Children’s hospital revenue integrity department finds innovative ways to tackle education, communication, and audits

When it comes to revenue integrity, new challenges arise daily, but SSM Health Cardinal Glennon Children’s Hospital in St. Louis has a revenue integrity department that’s been meeting them head on.

Revenue integrity departments were created at each of the SSM St. Louis hospitals in 1996 after a series of audits revealed the hospitals had missed revenue. SSM Health Cardinal Glennon is part of SSM Health, which has hospitals in Missouri, Illinois, Wisconsin, and Oklahoma.

“With decreasing payments from Medicaid and Medicare, we need to catch every dime earned,” says Margie Ackermann, RN, revenue integrity/clinical revenue specialist at SSM Health Cardinal Glennon Children’s Hospital.  

Prior to her current role, Ackermann handled patient billing complaints and auditing for third-party payers at an adult sister hospital where she noticed missing charges. She worked with a team auditing multiple hospital departments for missed revenue opportunities. Then she moved to SSM Health Cardinal Glennon and helped develop the revenue integrity department there.

The initial challenge was figuring out what direction the department would go in as it built the team from the ground up. “I learned about revenue integrity from a relative who started a revenue integrity department at her hospital. She provided audit guidance and suggested where to look for opportunities,” Ackermann says. 

There is currently a clinical reimbursement specialist and a reimbursement specialist located at each of the SSM Health St Louis facilities. There are two claim review specialists, centrally located, who review claims for errors prior to sending them to the insurance company.

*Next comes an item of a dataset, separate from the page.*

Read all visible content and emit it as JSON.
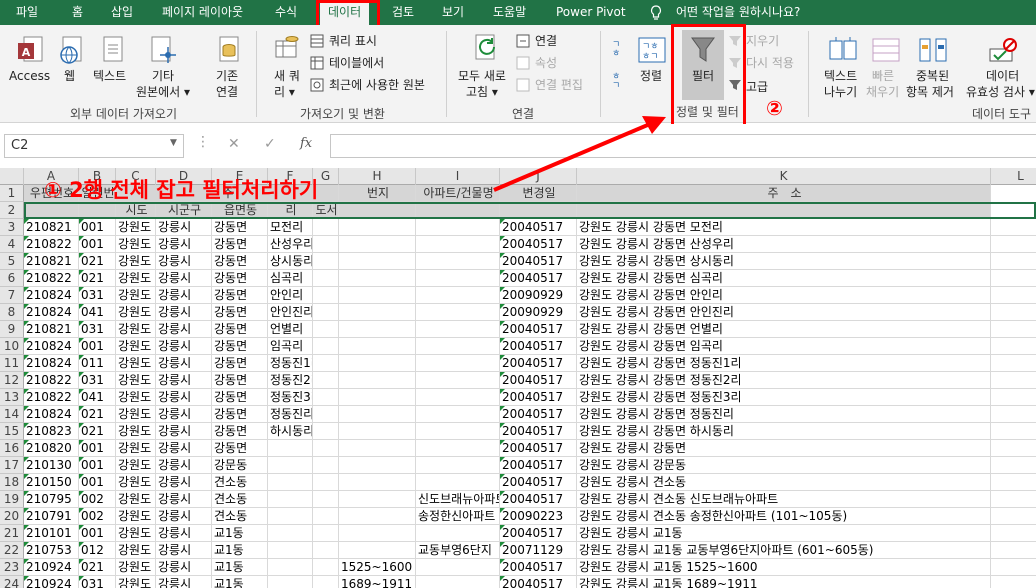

The greatest challenges Ackermann faces regularly are communicating internally and externally, ensuring everyone is educated in the rules and regulations for Medicaid and Medicare, and monitoring results through audits.

When communicating across departments, Ackermann is mindful of word choice. Words often have different meanings for different people. For example, shortening “statistical charge” to “stat charge” in the medical record created confusion among physicians, who thought the chart was in need of immediate attention, Ackermann says.

Word choice isn’t the only communication challenge; because members of the revenue integrity department work at different locations, it can be difficult to stay in touch, Ackermann says. To facilitate communication across locations, the department uses instant messaging or calls and meets in person monthly to compare notes at an audit team meeting.

During the monthly meetings, the revenue integrity staff discusses various challenges and issues impacting the hospitals, including network errors. “If it pertains to a network audit, we talk about what we’re finding for each facility. It helps each auditor to understand any issues that are occurring at their facility,” Ackermann says. “We then educate the clinical staff regarding the errors and assist with corrections.”

To ease the learning curve for clinical staff, the revenue integrity department created a series of tip sheets that help staff understand the importance of correct charging and charge reconciliation. 

One such charging tip sheet gives employees a step-by-step tutorial on adding charges into the Epic system. “We find that it’s a great tool for our clinical staff,” Ackermann says.